“AI is a is a concept that people have been talking about in B2B for a while, but this is where it actually starts to be something that delivers results,” Hein said. “By looking at not just the product data but also how your buyers engage with that data, how they search for it, how they browse, you can actually build datasets that are specific to B2B e-commerce and specific to your business.
“You can use that to know where to tune and optimize the product data instead of trying to do a boil the ocean or ‘let’s try to fix everything’ approach.”
Instead of relying on salespeople’s anecdotal experiences, AI allows distributors to track, analyze and roll up every transaction. Team members on the merchandising side can make smarter and much more data driven decisions faster that in turn speeds up ROI, according to Hein. An AI flywheel enables distributors to tune search results for each customer, automate merchandising decisions based on real-world KPIs and keep the experience quality high even as product offerings expand.
“We’re in a massive world of change,” he said. “This is a great opportunity for distributors to take a different approach to differentiate themselves, and to be on the right side of what I’m calling the great digital share swap of e-commerce.”
Distributors need to acknowledge that their customers are changing, and the market is changing with more distributors online than ever before.
“From a strategy perspective, distributors should be considering this different strategy,” Hein said. “Don’t compete on price. Don’t compete just on selection. But compete on the experience. Try to make your website, your e-commerce site so much different than your competitors.

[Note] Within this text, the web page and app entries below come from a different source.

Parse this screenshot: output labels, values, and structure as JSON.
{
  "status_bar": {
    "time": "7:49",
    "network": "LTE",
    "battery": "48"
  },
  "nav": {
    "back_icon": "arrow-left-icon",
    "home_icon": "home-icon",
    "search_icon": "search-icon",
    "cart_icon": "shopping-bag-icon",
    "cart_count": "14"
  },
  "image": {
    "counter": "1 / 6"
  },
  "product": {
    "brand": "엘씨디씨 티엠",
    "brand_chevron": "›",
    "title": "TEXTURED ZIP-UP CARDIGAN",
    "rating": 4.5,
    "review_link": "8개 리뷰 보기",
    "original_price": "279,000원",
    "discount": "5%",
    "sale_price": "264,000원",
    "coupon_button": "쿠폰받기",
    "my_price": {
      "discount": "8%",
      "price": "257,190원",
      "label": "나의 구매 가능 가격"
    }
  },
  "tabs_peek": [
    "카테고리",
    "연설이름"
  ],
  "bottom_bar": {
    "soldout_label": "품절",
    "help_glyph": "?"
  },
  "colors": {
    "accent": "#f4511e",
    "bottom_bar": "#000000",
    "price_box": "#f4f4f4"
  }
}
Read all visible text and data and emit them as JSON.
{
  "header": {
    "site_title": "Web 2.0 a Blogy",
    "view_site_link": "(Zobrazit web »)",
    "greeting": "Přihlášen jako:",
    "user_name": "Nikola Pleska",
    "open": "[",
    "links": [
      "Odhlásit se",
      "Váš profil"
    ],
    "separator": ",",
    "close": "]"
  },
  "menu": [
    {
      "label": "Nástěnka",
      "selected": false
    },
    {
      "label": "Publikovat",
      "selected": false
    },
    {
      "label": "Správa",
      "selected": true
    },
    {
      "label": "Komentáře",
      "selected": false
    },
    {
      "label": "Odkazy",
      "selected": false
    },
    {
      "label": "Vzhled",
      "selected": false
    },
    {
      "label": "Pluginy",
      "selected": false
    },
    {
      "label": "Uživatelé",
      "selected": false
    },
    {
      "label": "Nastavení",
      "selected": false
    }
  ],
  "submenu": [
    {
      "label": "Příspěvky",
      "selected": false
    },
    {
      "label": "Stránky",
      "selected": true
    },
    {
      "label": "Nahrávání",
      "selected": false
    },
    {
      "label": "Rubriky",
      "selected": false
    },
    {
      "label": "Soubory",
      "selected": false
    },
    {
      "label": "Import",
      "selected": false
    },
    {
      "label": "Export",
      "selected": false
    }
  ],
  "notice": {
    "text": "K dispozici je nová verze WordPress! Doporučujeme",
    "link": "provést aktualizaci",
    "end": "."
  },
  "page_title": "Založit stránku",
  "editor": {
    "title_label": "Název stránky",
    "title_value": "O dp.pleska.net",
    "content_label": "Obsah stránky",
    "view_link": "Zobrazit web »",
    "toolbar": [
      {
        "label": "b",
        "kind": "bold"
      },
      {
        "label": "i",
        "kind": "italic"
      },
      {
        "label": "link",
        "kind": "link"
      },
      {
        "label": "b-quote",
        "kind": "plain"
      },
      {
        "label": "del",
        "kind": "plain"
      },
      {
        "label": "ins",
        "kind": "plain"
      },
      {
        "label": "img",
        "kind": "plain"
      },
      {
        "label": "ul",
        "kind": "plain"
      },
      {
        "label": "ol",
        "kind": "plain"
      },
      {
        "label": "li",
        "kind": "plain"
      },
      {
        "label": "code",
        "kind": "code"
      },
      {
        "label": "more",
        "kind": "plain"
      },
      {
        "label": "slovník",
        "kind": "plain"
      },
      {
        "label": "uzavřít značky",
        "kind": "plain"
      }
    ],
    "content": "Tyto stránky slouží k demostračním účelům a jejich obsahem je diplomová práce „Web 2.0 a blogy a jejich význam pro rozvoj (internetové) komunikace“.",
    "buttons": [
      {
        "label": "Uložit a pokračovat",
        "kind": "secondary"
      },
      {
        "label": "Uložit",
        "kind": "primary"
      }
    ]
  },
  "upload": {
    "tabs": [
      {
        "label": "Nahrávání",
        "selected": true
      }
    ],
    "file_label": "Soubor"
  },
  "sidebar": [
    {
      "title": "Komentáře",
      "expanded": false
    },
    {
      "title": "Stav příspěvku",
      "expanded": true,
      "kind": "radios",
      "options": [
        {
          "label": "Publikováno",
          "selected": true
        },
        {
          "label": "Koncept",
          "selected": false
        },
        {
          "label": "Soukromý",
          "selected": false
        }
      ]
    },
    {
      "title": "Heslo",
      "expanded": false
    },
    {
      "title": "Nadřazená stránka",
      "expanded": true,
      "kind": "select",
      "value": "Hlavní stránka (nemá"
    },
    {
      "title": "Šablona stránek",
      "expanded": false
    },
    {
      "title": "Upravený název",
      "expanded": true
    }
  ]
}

“So much better, so much easier to use, that your buyers will have no choice, and they’ll tell their friends, and they’ll tell their friends, and next thing you know you’ll have a successful and differentiated digital strategy.”